Faith in works to obtain salvation is not faith in Christ.

Faith in works? Really?

Let’s see if that is true. When has any Catholic proclaimed themselves saved by works? Name one. Some of you were once Catholic, so I suppose that your parents were or maybe, are still, Catholic. Ask them if they have declared themselves saved because of their works.

Ok. If you are honest, you will admit that we deny that we are saved in this lifetime. Again, if you are honest, you will remember that when you were Catholic, you were told that we do not know if we are saved, but we await God’s judgment of our deeds.

True or not?

If a Catholic were to declare himself saved because he did so many good works, then that Catholic doesn’t know his Catholic faith.

Ok. Now, let’s look at those who claim to be saved by faith alone. There’s many of you. You roam the streets asking people if they are saved and when they say that they don’t know, you pounce and say, “I am saved by my faith alone!”

But that isn’t faith in Christ. That’s you declaring your faith in yourself. Here’s the proof.

You say that one is saved unto good works. Because, you say that faith which does not provide good works is not a saving faith.
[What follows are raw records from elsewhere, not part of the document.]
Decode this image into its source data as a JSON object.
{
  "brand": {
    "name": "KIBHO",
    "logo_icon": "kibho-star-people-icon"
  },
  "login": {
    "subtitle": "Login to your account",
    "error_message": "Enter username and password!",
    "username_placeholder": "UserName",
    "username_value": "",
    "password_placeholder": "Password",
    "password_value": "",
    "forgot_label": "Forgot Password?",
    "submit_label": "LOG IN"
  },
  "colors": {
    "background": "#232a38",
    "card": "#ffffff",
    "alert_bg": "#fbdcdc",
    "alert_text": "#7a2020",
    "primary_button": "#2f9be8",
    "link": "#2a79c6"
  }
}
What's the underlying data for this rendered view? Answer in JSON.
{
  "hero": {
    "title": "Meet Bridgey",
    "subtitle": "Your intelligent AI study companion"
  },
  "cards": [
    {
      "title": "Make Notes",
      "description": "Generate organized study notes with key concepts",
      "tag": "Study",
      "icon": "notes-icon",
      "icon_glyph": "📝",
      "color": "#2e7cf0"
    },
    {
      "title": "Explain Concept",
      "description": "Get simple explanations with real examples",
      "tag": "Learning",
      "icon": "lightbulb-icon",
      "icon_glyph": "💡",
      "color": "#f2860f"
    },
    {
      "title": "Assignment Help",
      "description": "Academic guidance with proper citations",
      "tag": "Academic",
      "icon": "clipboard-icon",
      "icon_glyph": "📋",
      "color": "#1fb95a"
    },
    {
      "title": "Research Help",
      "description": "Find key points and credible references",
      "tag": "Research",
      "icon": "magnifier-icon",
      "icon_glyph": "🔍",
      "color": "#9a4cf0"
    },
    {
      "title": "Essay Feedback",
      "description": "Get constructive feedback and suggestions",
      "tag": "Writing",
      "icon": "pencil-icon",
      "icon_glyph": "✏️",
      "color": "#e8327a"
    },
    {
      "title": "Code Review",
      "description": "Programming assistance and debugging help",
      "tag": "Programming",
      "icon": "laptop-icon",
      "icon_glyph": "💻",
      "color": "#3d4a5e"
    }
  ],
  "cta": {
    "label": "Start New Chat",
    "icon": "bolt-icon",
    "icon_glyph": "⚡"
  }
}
Ok. If your faith is a saving faith, what works do you have to your credit to prove that your faith is a saving faith? How many works must you do in order to prove that your faith is a saving faith? If you can’t provide any proof, why do you declare yourself saved?

I’ll tell you why. Because of your exceedingly great faith, in yourself.